⟨

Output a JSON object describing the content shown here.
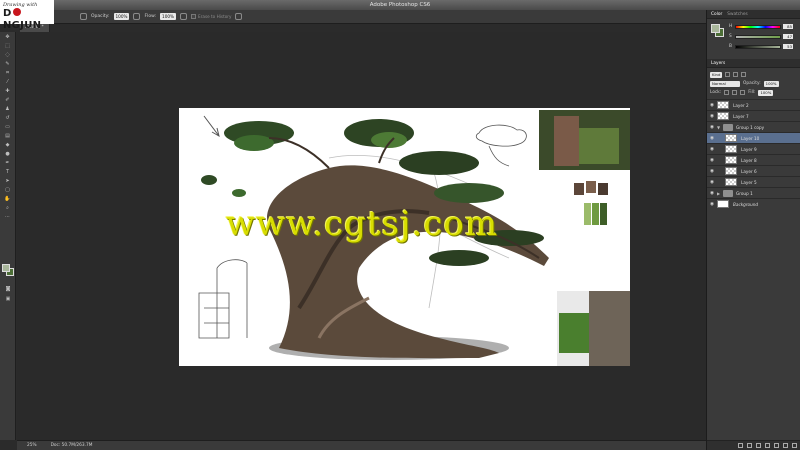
{
  "app": {
    "title": "Adobe Photoshop CS6"
  },
  "logo": {
    "line1": "Drawing with",
    "line2a": "D",
    "line2b": "NGJUN"
  },
  "options": {
    "opacity_label": "Opacity:",
    "opacity_value": "100%",
    "flow_label": "Flow:",
    "flow_value": "100%",
    "erase_history_label": "Erase to History"
  },
  "document": {
    "tab_label": "RGB/8) *"
  },
  "status": {
    "zoom": "25%",
    "doc_info": "Doc: 50.7M/263.7M"
  },
  "color_panel": {
    "tabs": [
      "Color",
      "Swatches"
    ],
    "sliders": [
      {
        "label": "H",
        "value": "85"
      },
      {
        "label": "S",
        "value": "47"
      },
      {
        "label": "B",
        "value": "53"
      }
    ],
    "foreground": "#a8b69a",
    "background": "#4c6e36"
  },
  "layers_panel": {
    "tab_label": "Layers",
    "filter_label": "Kind",
    "blend_mode": "Normal",
    "opacity_label": "Opacity:",
    "opacity_value": "100%",
    "lock_label": "Lock:",
    "fill_label": "Fill:",
    "fill_value": "100%",
    "layers": [
      {
        "name": "Layer 2",
        "kind": "layer",
        "selected": false,
        "indent": false
      },
      {
        "name": "Layer 7",
        "kind": "layer",
        "selected": false,
        "indent": false
      },
      {
        "name": "Group 1 copy",
        "kind": "group",
        "selected": false,
        "indent": false,
        "expanded": true
      },
      {
        "name": "Layer 10",
        "kind": "layer",
        "selected": true,
        "indent": true
      },
      {
        "name": "Layer 9",
        "kind": "layer",
        "selected": false,
        "indent": true
      },
      {
        "name": "Layer 8",
        "kind": "layer",
        "selected": false,
        "indent": true
      },
      {
        "name": "Layer 6",
        "kind": "layer",
        "selected": false,
        "indent": true
      },
      {
        "name": "Layer 5",
        "kind": "layer",
        "selected": false,
        "indent": true
      },
      {
        "name": "Group 1",
        "kind": "group",
        "selected": false,
        "indent": false,
        "expanded": false
      },
      {
        "name": "Background",
        "kind": "background",
        "selected": false,
        "indent": false
      }
    ]
  },
  "watermark": {
    "text": "www.cgtsj.com"
  }
}
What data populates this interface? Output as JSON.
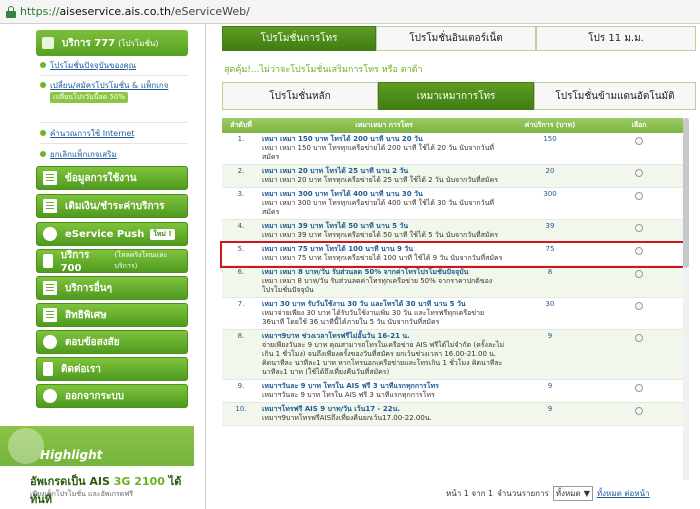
{
  "browser": {
    "url_scheme": "https://",
    "url_host": "aiseservice.ais.co.th",
    "url_path": "/eServiceWeb/"
  },
  "sidebar": {
    "top_item": {
      "label": "บริการ 777",
      "sub": "(โปรโมชั่น)"
    },
    "sub_items": [
      {
        "label": "โปรโมชั่นปัจจุบันของคุณ"
      },
      {
        "label": "เปลี่ยน/สมัครโปรโมชั่น & แพ็กเกจ",
        "badge": "เปลี่ยนโปรวันนี้ลด 50%"
      },
      {
        "label": "คำนวณการใช้ Internet"
      },
      {
        "label": "ยกเลิกแพ็กเกจเสริม"
      }
    ],
    "items": [
      {
        "label": "ข้อมูลการใช้งาน"
      },
      {
        "label": "เติมเงิน/ชำระค่าบริการ"
      },
      {
        "label": "eService Push",
        "tag": "ใหม่ !"
      },
      {
        "label": "บริการ 700",
        "sub": "(โหลดริงโทนและบริการ)"
      },
      {
        "label": "บริการอื่นๆ"
      },
      {
        "label": "สิทธิพิเศษ"
      },
      {
        "label": "ตอบข้อสงสัย"
      },
      {
        "label": "ติดต่อเรา"
      },
      {
        "label": "ออกจากระบบ"
      }
    ],
    "highlight": {
      "title": "Highlight",
      "promo_line1_a": "อัพเกรดเป็น AIS ",
      "promo_line1_b": "3G 2100",
      "promo_line1_c": " ได้ทันที",
      "promo_line2": "เพียงเช็กโปรโมชั่น และอัพเกรดฟรี"
    }
  },
  "main": {
    "tabs": [
      "โปรโมชั่นการโทร",
      "โปรโมชั่นอินเตอร์เน็ต",
      "โปร 11 ม.ม."
    ],
    "subtitle": "สุดคุ้ม!...ไม่ว่าจะโปรโมชั่นเสริมการโทร หรือ ดาต้า",
    "subtabs": [
      "โปรโมชั่นหลัก",
      "เหมาเหมาการโทร",
      "โปรโมชั่นข้ามแดนอัตโนมัติ"
    ],
    "table": {
      "headers": [
        "ลำดับที่",
        "เหมาเหมา การโทร",
        "ค่าบริการ (บาท)",
        "เลือก"
      ],
      "rows": [
        {
          "num": "1.",
          "title": "เหมา เหมา 150 บาท โทรได้ 200 นาที นาน 20 วัน",
          "desc": "เหมา เหมา 150 บาท โทรทุกเครือข่ายได้ 200 นาที ใช้ได้ 20 วัน นับจากวันที่สมัคร",
          "price": "150"
        },
        {
          "num": "2.",
          "title": "เหมา เหมา 20 บาท โทรได้ 25 นาที นาน 2 วัน",
          "desc": "เหมา เหมา 20 บาท โทรทุกเครือข่ายได้ 25 นาที ใช้ได้ 2 วัน นับจากวันที่สมัคร",
          "price": "20"
        },
        {
          "num": "3.",
          "title": "เหมา เหมา 300 บาท โทรได้ 400 นาที นาน 30 วัน",
          "desc": "เหมา เหมา 300 บาท โทรทุกเครือข่ายได้ 400 นาที ใช้ได้ 30 วัน นับจากวันที่สมัคร",
          "price": "300"
        },
        {
          "num": "4.",
          "title": "เหมา เหมา 39 บาท โทรได้ 50 นาที นาน 5 วัน",
          "desc": "เหมา เหมา 39 บาท โทรทุกเครือข่ายได้ 50 นาที ใช้ได้ 5 วัน นับจากวันที่สมัคร",
          "price": "39"
        },
        {
          "num": "5.",
          "title": "เหมา เหมา 75 บาท โทรได้ 100 นาที นาน 9 วัน",
          "desc": "เหมา เหมา 75 บาท โทรทุกเครือข่ายได้ 100 นาที ใช้ได้ 9 วัน นับจากวันที่สมัคร",
          "price": "75"
        },
        {
          "num": "6.",
          "title": "เหมา เหมา 8 บาท/วัน รับส่วนลด 50% จากค่าโทรโปรโมชั่นปัจจุบัน",
          "desc": "เหมา เหมา 8 บาท/วัน รับส่วนลดค่าโทรทุกเครือข่าย 50% จากราคาปกติของ โปรโมชั่นปัจจุบัน",
          "price": "8"
        },
        {
          "num": "7.",
          "title": "เหมา 30 บาท รับวันใช้งาน 30 วัน และโทรได้ 30 นาที นาน 5 วัน",
          "desc": "เหมาจ่ายเพียง 30 บาท ได้รับวันใช้งานเพิ่ม 30 วัน และโทรฟรีทุกเครือข่าย 36นาที โดยใช้ 36 นาทีนี้ได้ภายใน 5 วัน นับจากวันที่สมัคร",
          "price": "30"
        },
        {
          "num": "8.",
          "title": "เหมาฯ9บาท ช่วงเวลาโทรฟรีไม่อั้นวัน 16-21 น.",
          "desc": "จ่ายเพียงวันละ 9 บาท คุณสามารถโทรในเครือข่าย AIS ฟรีได้ไม่จำกัด (ครั้งละไม่เกิน 1 ชั่วโมง) จนถึงเพียงครั้งของวันที่สมัคร ยกเว้นช่วงเวลา 16.00-21.00 น. คิดนาทีละ นาทีละ1 บาท หากโทรนอกเครือข่ายและโทรเกิน 1 ชั่วโมง คิดนาทีละ นาทีละ1 บาท (ใช้ได้ถึงเที่ยงคืนวันที่สมัคร)",
          "price": "9"
        },
        {
          "num": "9.",
          "title": "เหมาฯวันละ 9 บาท โทรใน AIS ฟรี 3 นาทีแรกทุกการโทร",
          "desc": "เหมาฯวันละ 9 บาท โทรใน AIS ฟรี 3 นาทีแรกทุกการโทร",
          "price": "9"
        },
        {
          "num": "10.",
          "title": "เหมาฯโทรฟรี AIS 9 บาท/วัน เว้น17 - 22น.",
          "desc": "เหมาฯ9บาทโทรฟรีAISถึงเที่ยงคืนยกเว้น17.00-22.00น.",
          "price": "9"
        }
      ]
    },
    "pager": {
      "page_info": "หน้า 1 จาก 1",
      "per_page_label": "จำนวนรายการ",
      "per_page_value": "ทั้งหมด",
      "show_all": "ทั้งหมด ต่อหน้า"
    }
  },
  "colors": {
    "green_dark": "#3f7d12",
    "green": "#7cb342",
    "link_blue": "#1c5a96",
    "highlight_red": "#d2141b"
  }
}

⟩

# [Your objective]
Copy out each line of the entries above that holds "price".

# [Response to this task]
          "price": "150"
          "price": "20"
          "price": "300"
          "price": "39"
          "price": "75"
          "price": "8"
          "price": "30"
          "price": "9"
          "price": "9"
          "price": "9"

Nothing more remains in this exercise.